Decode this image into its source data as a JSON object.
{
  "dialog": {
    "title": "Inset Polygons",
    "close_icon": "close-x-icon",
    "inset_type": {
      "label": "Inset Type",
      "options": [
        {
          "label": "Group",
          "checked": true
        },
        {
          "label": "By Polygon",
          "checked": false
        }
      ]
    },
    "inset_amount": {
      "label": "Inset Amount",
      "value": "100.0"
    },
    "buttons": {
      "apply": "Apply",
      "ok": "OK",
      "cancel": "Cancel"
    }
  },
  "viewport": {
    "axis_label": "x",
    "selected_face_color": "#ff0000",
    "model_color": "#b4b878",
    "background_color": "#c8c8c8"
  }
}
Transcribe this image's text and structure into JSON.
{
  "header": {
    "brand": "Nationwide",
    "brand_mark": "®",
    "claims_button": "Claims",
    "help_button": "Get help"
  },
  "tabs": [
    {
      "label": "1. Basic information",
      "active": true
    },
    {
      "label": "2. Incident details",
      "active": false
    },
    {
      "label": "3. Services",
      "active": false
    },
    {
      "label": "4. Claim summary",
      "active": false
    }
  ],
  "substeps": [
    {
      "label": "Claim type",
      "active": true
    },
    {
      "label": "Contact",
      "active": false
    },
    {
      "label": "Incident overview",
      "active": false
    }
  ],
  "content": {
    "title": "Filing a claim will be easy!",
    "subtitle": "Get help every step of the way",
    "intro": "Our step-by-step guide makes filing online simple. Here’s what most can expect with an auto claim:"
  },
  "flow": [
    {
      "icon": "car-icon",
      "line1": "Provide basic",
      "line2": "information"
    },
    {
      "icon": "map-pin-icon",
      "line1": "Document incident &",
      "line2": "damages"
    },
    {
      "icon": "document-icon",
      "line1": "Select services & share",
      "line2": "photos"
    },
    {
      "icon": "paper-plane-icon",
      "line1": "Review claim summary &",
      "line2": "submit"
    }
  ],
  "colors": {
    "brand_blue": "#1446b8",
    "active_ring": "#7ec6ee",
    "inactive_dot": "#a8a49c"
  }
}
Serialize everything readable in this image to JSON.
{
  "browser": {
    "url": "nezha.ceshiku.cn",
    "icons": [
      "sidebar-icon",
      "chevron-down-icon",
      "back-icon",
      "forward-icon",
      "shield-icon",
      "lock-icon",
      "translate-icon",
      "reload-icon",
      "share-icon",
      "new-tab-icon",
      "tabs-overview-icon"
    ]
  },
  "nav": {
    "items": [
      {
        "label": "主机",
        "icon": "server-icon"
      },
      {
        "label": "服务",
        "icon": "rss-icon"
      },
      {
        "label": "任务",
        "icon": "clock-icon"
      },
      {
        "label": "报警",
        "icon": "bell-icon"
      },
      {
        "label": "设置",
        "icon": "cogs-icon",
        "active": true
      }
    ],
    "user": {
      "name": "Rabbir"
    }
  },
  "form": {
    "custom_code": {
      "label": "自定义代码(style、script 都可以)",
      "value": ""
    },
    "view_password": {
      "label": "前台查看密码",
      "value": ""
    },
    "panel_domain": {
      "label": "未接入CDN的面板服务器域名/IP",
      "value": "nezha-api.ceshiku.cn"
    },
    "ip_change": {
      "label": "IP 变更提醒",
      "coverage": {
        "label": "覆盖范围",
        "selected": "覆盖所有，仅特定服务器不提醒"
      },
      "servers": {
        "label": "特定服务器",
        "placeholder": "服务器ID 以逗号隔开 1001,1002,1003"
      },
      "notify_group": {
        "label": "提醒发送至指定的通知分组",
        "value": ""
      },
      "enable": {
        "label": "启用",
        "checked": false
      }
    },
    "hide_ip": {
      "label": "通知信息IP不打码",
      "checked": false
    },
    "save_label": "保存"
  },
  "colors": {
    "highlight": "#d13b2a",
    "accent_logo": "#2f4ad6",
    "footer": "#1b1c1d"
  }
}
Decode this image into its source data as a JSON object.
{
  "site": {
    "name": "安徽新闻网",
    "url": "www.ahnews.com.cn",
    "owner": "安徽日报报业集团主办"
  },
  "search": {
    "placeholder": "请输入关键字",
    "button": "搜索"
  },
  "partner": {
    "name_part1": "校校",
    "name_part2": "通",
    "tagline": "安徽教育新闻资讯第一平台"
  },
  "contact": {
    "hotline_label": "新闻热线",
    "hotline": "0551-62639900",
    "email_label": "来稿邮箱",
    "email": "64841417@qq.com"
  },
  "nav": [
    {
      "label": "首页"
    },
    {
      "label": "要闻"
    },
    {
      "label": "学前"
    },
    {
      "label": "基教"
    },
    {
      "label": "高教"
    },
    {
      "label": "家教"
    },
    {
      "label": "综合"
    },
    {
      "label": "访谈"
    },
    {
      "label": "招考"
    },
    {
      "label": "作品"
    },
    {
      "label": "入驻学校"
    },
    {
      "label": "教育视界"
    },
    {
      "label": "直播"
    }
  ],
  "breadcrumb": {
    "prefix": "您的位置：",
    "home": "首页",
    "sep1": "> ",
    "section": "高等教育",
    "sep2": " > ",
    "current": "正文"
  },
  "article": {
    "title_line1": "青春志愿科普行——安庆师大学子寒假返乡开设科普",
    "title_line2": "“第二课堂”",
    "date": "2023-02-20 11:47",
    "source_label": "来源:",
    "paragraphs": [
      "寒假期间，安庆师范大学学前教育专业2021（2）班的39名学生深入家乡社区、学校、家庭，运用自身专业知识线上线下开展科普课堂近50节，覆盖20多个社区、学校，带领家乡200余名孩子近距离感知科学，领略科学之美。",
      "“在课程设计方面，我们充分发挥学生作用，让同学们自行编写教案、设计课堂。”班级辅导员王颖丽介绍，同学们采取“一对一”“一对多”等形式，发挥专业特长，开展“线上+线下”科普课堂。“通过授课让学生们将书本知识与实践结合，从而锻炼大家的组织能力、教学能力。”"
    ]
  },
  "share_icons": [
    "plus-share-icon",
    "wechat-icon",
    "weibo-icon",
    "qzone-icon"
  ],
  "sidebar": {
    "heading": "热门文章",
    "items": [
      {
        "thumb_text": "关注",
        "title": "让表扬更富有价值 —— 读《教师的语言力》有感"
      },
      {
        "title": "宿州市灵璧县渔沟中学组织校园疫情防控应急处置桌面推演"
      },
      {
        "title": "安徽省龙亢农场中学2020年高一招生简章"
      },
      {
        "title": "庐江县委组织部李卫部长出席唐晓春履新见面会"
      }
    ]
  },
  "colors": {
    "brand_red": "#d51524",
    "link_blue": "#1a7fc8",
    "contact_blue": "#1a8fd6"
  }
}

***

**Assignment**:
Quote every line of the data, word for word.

**Task solution**:
Decode this image into its source data as a JSON object.
{
  "dialog": {
    "title": "Inset Polygons",
    "close_icon": "close-x-icon",
    "inset_type": {
      "label": "Inset Type",
      "options": [
        {
          "label": "Group",
          "checked": true
        },
        {
          "label": "By Polygon",
          "checked": false
        }
      ]
    },
    "inset_amount": {
      "label": "Inset Amount",
      "value": "100.0"
    },
    "buttons": {
      "apply": "Apply",
      "ok": "OK",
      "cancel": "Cancel"
    }
  },
  "viewport": {
    "axis_label": "x",
    "selected_face_color": "#ff0000",
    "model_color": "#b4b878",
    "background_color": "#c8c8c8"
  }
}
Transcribe this image's text and structure into JSON.
{
  "header": {
    "brand": "Nationwide",
    "brand_mark": "®",
    "claims_button": "Claims",
    "help_button": "Get help"
  },
  "tabs": [
    {
      "label": "1. Basic information",
      "active": true
    },
    {
      "label": "2. Incident details",
      "active": false
    },
    {
      "label": "3. Services",
      "active": false
    },
    {
      "label": "4. Claim summary",
      "active": false
    }
  ],
  "substeps": [
    {
      "label": "Claim type",
      "active": true
    },
    {
      "label": "Contact",
      "active": false
    },
    {
      "label": "Incident overview",
      "active": false
    }
  ],
  "content": {
    "title": "Filing a claim will be easy!",
    "subtitle": "Get help every step of the way",
    "intro": "Our step-by-step guide makes filing online simple. Here’s what most can expect with an auto claim:"
  },
  "flow": [
    {
      "icon": "car-icon",
      "line1": "Provide basic",
      "line2": "information"
    },
    {
      "icon": "map-pin-icon",
      "line1": "Document incident &",
      "line2": "damages"
    },
    {
      "icon": "document-icon",
      "line1": "Select services & share",
      "line2": "photos"
    },
    {
      "icon": "paper-plane-icon",
      "line1": "Review claim summary &",
      "line2": "submit"
    }
  ],
  "colors": {
    "brand_blue": "#1446b8",
    "active_ring": "#7ec6ee",
    "inactive_dot": "#a8a49c"
  }
}
Serialize everything readable in this image to JSON.
{
  "browser": {
    "url": "nezha.ceshiku.cn",
    "icons": [
      "sidebar-icon",
      "chevron-down-icon",
      "back-icon",
      "forward-icon",
      "shield-icon",
      "lock-icon",
      "translate-icon",
      "reload-icon",
      "share-icon",
      "new-tab-icon",
      "tabs-overview-icon"
    ]
  },
  "nav": {
    "items": [
      {
        "label": "主机",
        "icon": "server-icon"
      },
      {
        "label": "服务",
        "icon": "rss-icon"
      },
      {
        "label": "任务",
        "icon": "clock-icon"
      },
      {
        "label": "报警",
        "icon": "bell-icon"
      },
      {
        "label": "设置",
        "icon": "cogs-icon",
        "active": true
      }
    ],
    "user": {
      "name": "Rabbir"
    }
  },
  "form": {
    "custom_code": {
      "label": "自定义代码(style、script 都可以)",
      "value": ""
    },
    "view_password": {
      "label": "前台查看密码",
      "value": ""
    },
    "panel_domain": {
      "label": "未接入CDN的面板服务器域名/IP",
      "value": "nezha-api.ceshiku.cn"
    },
    "ip_change": {
      "label": "IP 变更提醒",
      "coverage": {
        "label": "覆盖范围",
        "selected": "覆盖所有，仅特定服务器不提醒"
      },
      "servers": {
        "label": "特定服务器",
        "placeholder": "服务器ID 以逗号隔开 1001,1002,1003"
      },
      "notify_group": {
        "label": "提醒发送至指定的通知分组",
        "value": ""
      },
      "enable": {
        "label": "启用",
        "checked": false
      }
    },
    "hide_ip": {
      "label": "通知信息IP不打码",
      "checked": false
    },
    "save_label": "保存"
  },
  "colors": {
    "highlight": "#d13b2a",
    "accent_logo": "#2f4ad6",
    "footer": "#1b1c1d"
  }
}
Decode this image into its source data as a JSON object.
{
  "site": {
    "name": "安徽新闻网",
    "url": "www.ahnews.com.cn",
    "owner": "安徽日报报业集团主办"
  },
  "search": {
    "placeholder": "请输入关键字",
    "button": "搜索"
  },
  "partner": {
    "name_part1": "校校",
    "name_part2": "通",
    "tagline": "安徽教育新闻资讯第一平台"
  },
  "contact": {
    "hotline_label": "新闻热线",
    "hotline": "0551-62639900",
    "email_label": "来稿邮箱",
    "email": "64841417@qq.com"
  },
  "nav": [
    {
      "label": "首页"
    },
    {
      "label": "要闻"
    },
    {
      "label": "学前"
    },
    {
      "label": "基教"
    },
    {
      "label": "高教"
    },
    {
      "label": "家教"
    },
    {
      "label": "综合"
    },
    {
      "label": "访谈"
    },
    {
      "label": "招考"
    },
    {
      "label": "作品"
    },
    {
      "label": "入驻学校"
    },
    {
      "label": "教育视界"
    },
    {
      "label": "直播"
    }
  ],
  "breadcrumb": {
    "prefix": "您的位置：",
    "home": "首页",
    "sep1": "> ",
    "section": "高等教育",
    "sep2": " > ",
    "current": "正文"
  },
  "article": {
    "title_line1": "青春志愿科普行——安庆师大学子寒假返乡开设科普",
    "title_line2": "“第二课堂”",
    "date": "2023-02-20 11:47",
    "source_label": "来源:",
    "paragraphs": [
      "寒假期间，安庆师范大学学前教育专业2021（2）班的39名学生深入家乡社区、学校、家庭，运用自身专业知识线上线下开展科普课堂近50节，覆盖20多个社区、学校，带领家乡200余名孩子近距离感知科学，领略科学之美。",
      "“在课程设计方面，我们充分发挥学生作用，让同学们自行编写教案、设计课堂。”班级辅导员王颖丽介绍，同学们采取“一对一”“一对多”等形式，发挥专业特长，开展“线上+线下”科普课堂。“通过授课让学生们将书本知识与实践结合，从而锻炼大家的组织能力、教学能力。”"
    ]
  },
  "share_icons": [
    "plus-share-icon",
    "wechat-icon",
    "weibo-icon",
    "qzone-icon"
  ],
  "sidebar": {
    "heading": "热门文章",
    "items": [
      {
        "thumb_text": "关注",
        "title": "让表扬更富有价值 —— 读《教师的语言力》有感"
      },
      {
        "title": "宿州市灵璧县渔沟中学组织校园疫情防控应急处置桌面推演"
      },
      {
        "title": "安徽省龙亢农场中学2020年高一招生简章"
      },
      {
        "title": "庐江县委组织部李卫部长出席唐晓春履新见面会"
      }
    ]
  },
  "colors": {
    "brand_red": "#d51524",
    "link_blue": "#1a7fc8",
    "contact_blue": "#1a8fd6"
  }
}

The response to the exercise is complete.